Anti-lockdown protesters descend on Manchester Piccadilly Gardens.
On Thursday, England entered a second national lockdown in an attempt to slow the spread of the coronavirus.
However, anti-lockdown protests have occurred since then, with the most recent in Manchester Piccadilly Gardens on 8th November.
Huge crowds gathered, despite social distancing measures being in place across the country. One held a sign that read: “fear is the currency of control”. Protesters could be heard urging people to remove their face masks.
The Greater Manchester Police urged protesters to comply with the coronavirus restrictions, reminding them that groups of more than two people are unlawful at the present time, other than for specific purposes.
Some business owners are refusing to close for the lockdown. A Wigan gym owner said he would not close his business during the lockdown, despite being visited by police and council enforcement officers.
The gym owner, Mr Harper, stated: “I am trying to survive at the moment. Where is the fairness that there is a factory either side of me with more workers in it than I have members in the business?”
Alex Lowndes, who runs Gainz Fitness and Strength, with his wife Amber, said in a post on Instagram: “We need to be allowed to stay open, we are staying open. We hope that that becomes legal in time.”
Manchester Metropolitan University students have expressed their opinion regarding the lockdown, with some displaying potentially offensive images and language in the windows of the student accommodation.

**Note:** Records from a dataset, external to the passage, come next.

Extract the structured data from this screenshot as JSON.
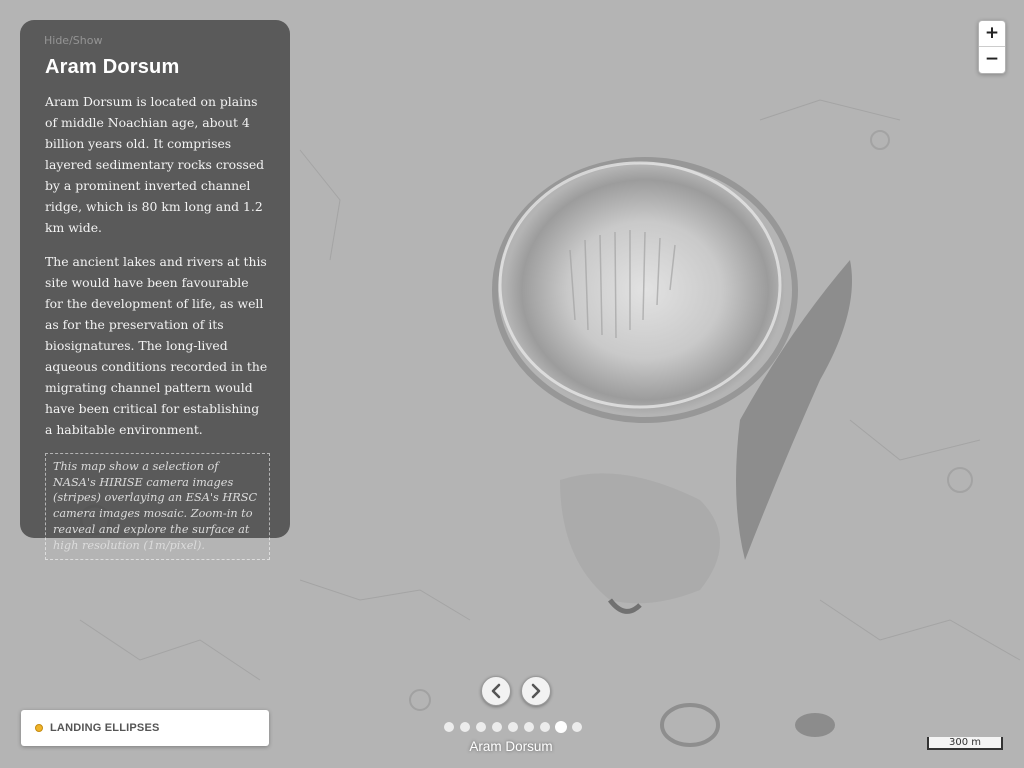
{
  "panel": {
    "toggle_label": "Hide/Show",
    "title": "Aram Dorsum",
    "paragraphs": [
      "Aram Dorsum is located on plains of middle Noachian age, about 4 billion years old. It comprises layered sedimentary rocks crossed by a prominent inverted channel ridge, which is 80 km long and 1.2 km wide.",
      "The ancient lakes and rivers at this site would have been favourable for the development of life, as well as for the preservation of its biosignatures. The long-lived aqueous conditions recorded in the migrating channel pattern would have been critical for establishing a habitable environment."
    ],
    "note": "This map show a selection of NASA's HIRISE camera images (stripes) overlaying an ESA's HRSC camera images mosaic. Zoom-in to reaveal and explore the surface at high resolution (1m/pixel)."
  },
  "zoom": {
    "in_label": "+",
    "out_label": "−"
  },
  "navigation": {
    "prev_icon": "chevron-left-icon",
    "next_icon": "chevron-right-icon",
    "slide_count": 9,
    "active_index": 7,
    "current_label": "Aram Dorsum"
  },
  "legend": {
    "label": "LANDING ELLIPSES",
    "dot_color": "#f0b429"
  },
  "scale": {
    "label": "300 m"
  }
}
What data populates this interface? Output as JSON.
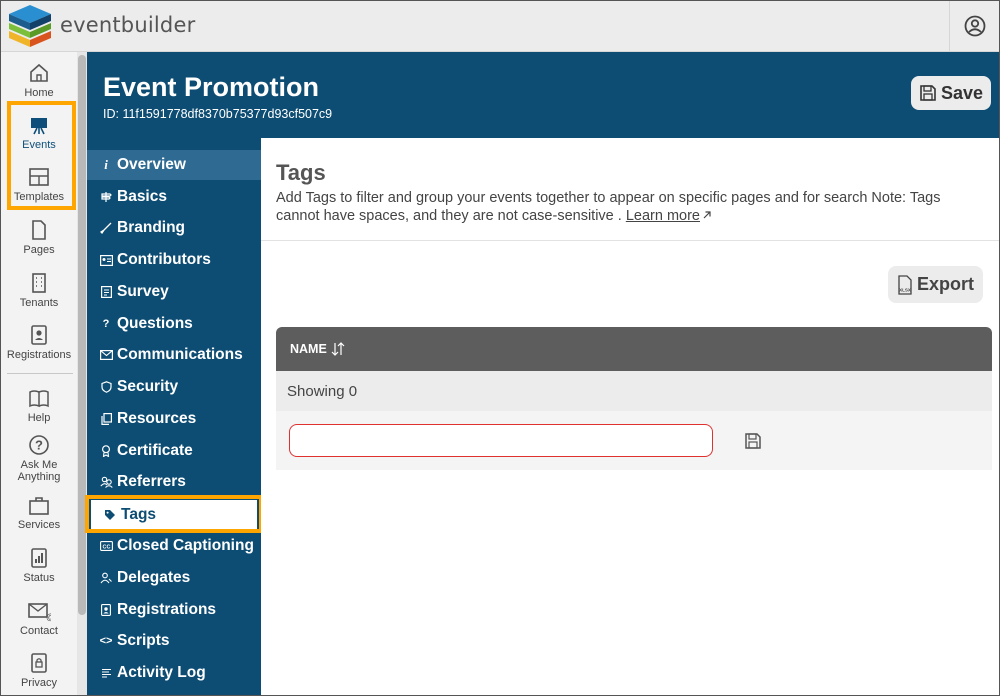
{
  "app": {
    "brand": "eventbuilder"
  },
  "rail": {
    "items": [
      {
        "label": "Home",
        "icon": "home-icon"
      },
      {
        "label": "Events",
        "icon": "easel-icon"
      },
      {
        "label": "Templates",
        "icon": "layout-icon"
      },
      {
        "label": "Pages",
        "icon": "page-icon"
      },
      {
        "label": "Tenants",
        "icon": "building-icon"
      },
      {
        "label": "Registrations",
        "icon": "badge-icon"
      },
      {
        "label": "Help",
        "icon": "book-icon"
      },
      {
        "label": "Ask Me",
        "label2": "Anything",
        "icon": "question-icon"
      },
      {
        "label": "Services",
        "icon": "briefcase-icon"
      },
      {
        "label": "Status",
        "icon": "bar-chart-icon"
      },
      {
        "label": "Contact",
        "icon": "mail-icon"
      },
      {
        "label": "Privacy",
        "icon": "lock-icon"
      }
    ]
  },
  "header": {
    "title": "Event Promotion",
    "event_id": "ID: 11f1591778df8370b75377d93cf507c9",
    "save_label": "Save"
  },
  "subnav": {
    "items": [
      {
        "label": "Overview",
        "icon": "info-icon"
      },
      {
        "label": "Basics",
        "icon": "signpost-icon"
      },
      {
        "label": "Branding",
        "icon": "brush-icon"
      },
      {
        "label": "Contributors",
        "icon": "id-card-icon"
      },
      {
        "label": "Survey",
        "icon": "form-icon"
      },
      {
        "label": "Questions",
        "icon": "question-icon"
      },
      {
        "label": "Communications",
        "icon": "envelope-icon"
      },
      {
        "label": "Security",
        "icon": "shield-icon"
      },
      {
        "label": "Resources",
        "icon": "copy-icon"
      },
      {
        "label": "Certificate",
        "icon": "award-icon"
      },
      {
        "label": "Referrers",
        "icon": "people-icon"
      },
      {
        "label": "Tags",
        "icon": "tag-icon"
      },
      {
        "label": "Closed Captioning",
        "icon": "cc-icon"
      },
      {
        "label": "Delegates",
        "icon": "delegate-icon"
      },
      {
        "label": "Registrations",
        "icon": "badge-icon"
      },
      {
        "label": "Scripts",
        "icon": "code-icon"
      },
      {
        "label": "Activity Log",
        "icon": "list-icon"
      }
    ],
    "selected": "Tags"
  },
  "main": {
    "title": "Tags",
    "description": "Add Tags to filter and group your events together to appear on specific pages and for search Note: Tags cannot have spaces, and they are not case-sensitive .",
    "learn_more": "Learn more",
    "export_label": "Export",
    "export_icon_text": "XLSX",
    "table": {
      "column_name": "NAME",
      "showing": "Showing 0",
      "input_value": "",
      "input_placeholder": ""
    }
  },
  "colors": {
    "primary": "#0e4d73",
    "highlight": "#ffa500",
    "input_error_border": "#e03131"
  }
}
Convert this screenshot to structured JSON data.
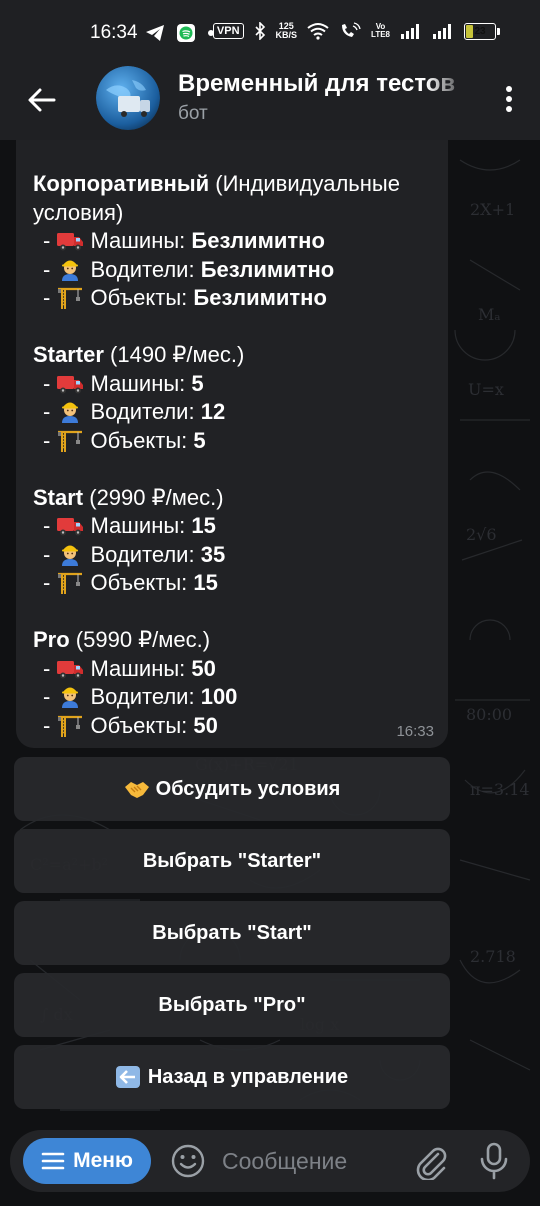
{
  "status_bar": {
    "time": "16:34",
    "vpn": "VPN",
    "speed_value": "125",
    "speed_unit": "KB/S",
    "volte_top": "Vo",
    "volte_bottom": "LTE8",
    "battery_level": "23",
    "battery_fill": 0.23,
    "accent_battery": "#c6c33a"
  },
  "header": {
    "title": "Временный для тестов",
    "subtitle": "бот",
    "back_icon": "arrow-left-icon",
    "more_icon": "more-vertical-icon"
  },
  "message": {
    "time": "16:33",
    "plans": [
      {
        "name": "Корпоративный",
        "price": " (Индивидуальные условия)",
        "items": [
          {
            "icon": "truck-icon",
            "label": "Машины: ",
            "value": "Безлимитно"
          },
          {
            "icon": "worker-icon",
            "label": "Водители: ",
            "value": "Безлимитно"
          },
          {
            "icon": "construction-crane-icon",
            "label": "Объекты: ",
            "value": "Безлимитно"
          }
        ]
      },
      {
        "name": "Starter",
        "price": " (1490 ₽/мес.)",
        "items": [
          {
            "icon": "truck-icon",
            "label": "Машины: ",
            "value": "5"
          },
          {
            "icon": "worker-icon",
            "label": "Водители: ",
            "value": "12"
          },
          {
            "icon": "construction-crane-icon",
            "label": "Объекты: ",
            "value": "5"
          }
        ]
      },
      {
        "name": "Start",
        "price": " (2990 ₽/мес.)",
        "items": [
          {
            "icon": "truck-icon",
            "label": "Машины: ",
            "value": "15"
          },
          {
            "icon": "worker-icon",
            "label": "Водители: ",
            "value": "35"
          },
          {
            "icon": "construction-crane-icon",
            "label": "Объекты: ",
            "value": "15"
          }
        ]
      },
      {
        "name": "Pro",
        "price": " (5990 ₽/мес.)",
        "items": [
          {
            "icon": "truck-icon",
            "label": "Машины: ",
            "value": "50"
          },
          {
            "icon": "worker-icon",
            "label": "Водители: ",
            "value": "100"
          },
          {
            "icon": "construction-crane-icon",
            "label": "Объекты: ",
            "value": "50"
          }
        ]
      }
    ]
  },
  "keyboard": {
    "discuss": {
      "label": "Обсудить условия",
      "icon": "handshake-icon"
    },
    "starter": {
      "label": "Выбрать \"Starter\""
    },
    "start": {
      "label": "Выбрать \"Start\""
    },
    "pro": {
      "label": "Выбрать \"Pro\""
    },
    "back": {
      "label": "Назад в управление",
      "icon": "back-arrow-emoji-icon"
    }
  },
  "input_bar": {
    "menu_label": "Меню",
    "placeholder": "Сообщение",
    "accent": "#3e86d6"
  }
}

A spokesperson for the university stated: “The University respects freedom of speech, and to that end, the right of our students to express their views.”
Those living at the University of Manchester’s Fallowfield halls of residence awoke to find workers putting up “huge metal barriers”. Students said the fences made them feel trapped, as entry and exit points were blocked off.
Students have torn down the “prison-like” fencing erected around their campus on day one of England’s new lockdown. “People were dragging them down and jumping on them,” said one resident.
The university apologised “for the concern and distress caused”.